(Recorded information begins)
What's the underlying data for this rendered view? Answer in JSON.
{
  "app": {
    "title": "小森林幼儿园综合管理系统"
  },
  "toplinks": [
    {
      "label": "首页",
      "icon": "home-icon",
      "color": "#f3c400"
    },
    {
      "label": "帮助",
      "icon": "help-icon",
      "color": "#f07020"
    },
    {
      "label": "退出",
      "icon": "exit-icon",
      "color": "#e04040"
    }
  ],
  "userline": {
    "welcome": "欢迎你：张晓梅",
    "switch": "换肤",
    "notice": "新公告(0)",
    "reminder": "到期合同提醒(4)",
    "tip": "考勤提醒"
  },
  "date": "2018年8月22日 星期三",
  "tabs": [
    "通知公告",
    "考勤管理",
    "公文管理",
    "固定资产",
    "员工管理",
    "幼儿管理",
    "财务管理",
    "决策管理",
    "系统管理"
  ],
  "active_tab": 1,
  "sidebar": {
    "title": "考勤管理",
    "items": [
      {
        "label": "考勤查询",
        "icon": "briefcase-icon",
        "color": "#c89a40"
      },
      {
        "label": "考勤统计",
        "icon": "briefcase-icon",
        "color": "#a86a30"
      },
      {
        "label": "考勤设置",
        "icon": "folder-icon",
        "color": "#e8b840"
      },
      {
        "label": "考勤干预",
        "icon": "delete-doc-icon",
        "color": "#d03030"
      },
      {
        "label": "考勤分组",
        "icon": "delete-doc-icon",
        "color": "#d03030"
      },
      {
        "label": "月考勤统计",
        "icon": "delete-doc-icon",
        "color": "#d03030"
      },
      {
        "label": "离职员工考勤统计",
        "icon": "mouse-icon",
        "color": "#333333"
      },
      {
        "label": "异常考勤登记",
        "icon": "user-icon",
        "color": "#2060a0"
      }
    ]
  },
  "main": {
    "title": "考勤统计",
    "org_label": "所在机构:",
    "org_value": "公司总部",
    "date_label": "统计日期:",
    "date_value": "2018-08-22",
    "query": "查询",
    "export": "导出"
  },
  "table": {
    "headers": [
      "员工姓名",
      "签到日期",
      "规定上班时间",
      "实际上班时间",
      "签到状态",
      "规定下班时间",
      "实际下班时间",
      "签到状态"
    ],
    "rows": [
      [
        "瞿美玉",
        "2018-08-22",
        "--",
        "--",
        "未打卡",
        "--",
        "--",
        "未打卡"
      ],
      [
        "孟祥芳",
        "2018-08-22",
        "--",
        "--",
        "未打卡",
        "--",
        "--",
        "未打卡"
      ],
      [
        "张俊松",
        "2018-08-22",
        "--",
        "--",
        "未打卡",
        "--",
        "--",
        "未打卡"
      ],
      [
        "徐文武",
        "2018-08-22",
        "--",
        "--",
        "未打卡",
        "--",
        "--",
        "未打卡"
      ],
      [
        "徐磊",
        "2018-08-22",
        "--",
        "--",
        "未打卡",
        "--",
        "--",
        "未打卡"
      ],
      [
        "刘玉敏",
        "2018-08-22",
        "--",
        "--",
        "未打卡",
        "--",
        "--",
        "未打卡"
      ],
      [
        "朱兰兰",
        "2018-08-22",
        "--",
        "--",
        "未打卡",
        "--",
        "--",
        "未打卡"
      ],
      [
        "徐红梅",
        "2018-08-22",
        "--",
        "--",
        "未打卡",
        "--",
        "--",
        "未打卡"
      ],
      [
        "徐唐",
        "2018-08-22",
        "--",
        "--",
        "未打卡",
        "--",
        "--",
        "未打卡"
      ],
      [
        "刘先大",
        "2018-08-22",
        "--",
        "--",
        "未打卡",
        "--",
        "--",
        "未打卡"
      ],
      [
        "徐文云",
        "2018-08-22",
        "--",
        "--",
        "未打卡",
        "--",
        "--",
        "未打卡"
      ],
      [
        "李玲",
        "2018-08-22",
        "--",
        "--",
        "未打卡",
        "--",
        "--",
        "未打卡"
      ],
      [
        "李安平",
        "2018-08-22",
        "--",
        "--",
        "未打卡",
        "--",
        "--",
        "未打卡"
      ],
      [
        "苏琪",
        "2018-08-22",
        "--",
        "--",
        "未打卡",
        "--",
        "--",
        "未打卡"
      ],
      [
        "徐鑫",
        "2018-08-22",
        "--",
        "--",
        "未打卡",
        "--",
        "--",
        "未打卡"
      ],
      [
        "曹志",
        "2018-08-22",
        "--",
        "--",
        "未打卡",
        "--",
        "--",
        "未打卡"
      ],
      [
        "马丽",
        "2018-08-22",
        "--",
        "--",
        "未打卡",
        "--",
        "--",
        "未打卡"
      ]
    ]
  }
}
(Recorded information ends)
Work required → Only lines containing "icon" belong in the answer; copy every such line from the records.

Exercise answer →
      "icon": "home-icon",
      "icon": "help-icon",
      "icon": "exit-icon",
        "icon": "briefcase-icon",
        "icon": "briefcase-icon",
        "icon": "folder-icon",
        "icon": "delete-doc-icon",
        "icon": "delete-doc-icon",
        "icon": "delete-doc-icon",
        "icon": "mouse-icon",
        "icon": "user-icon",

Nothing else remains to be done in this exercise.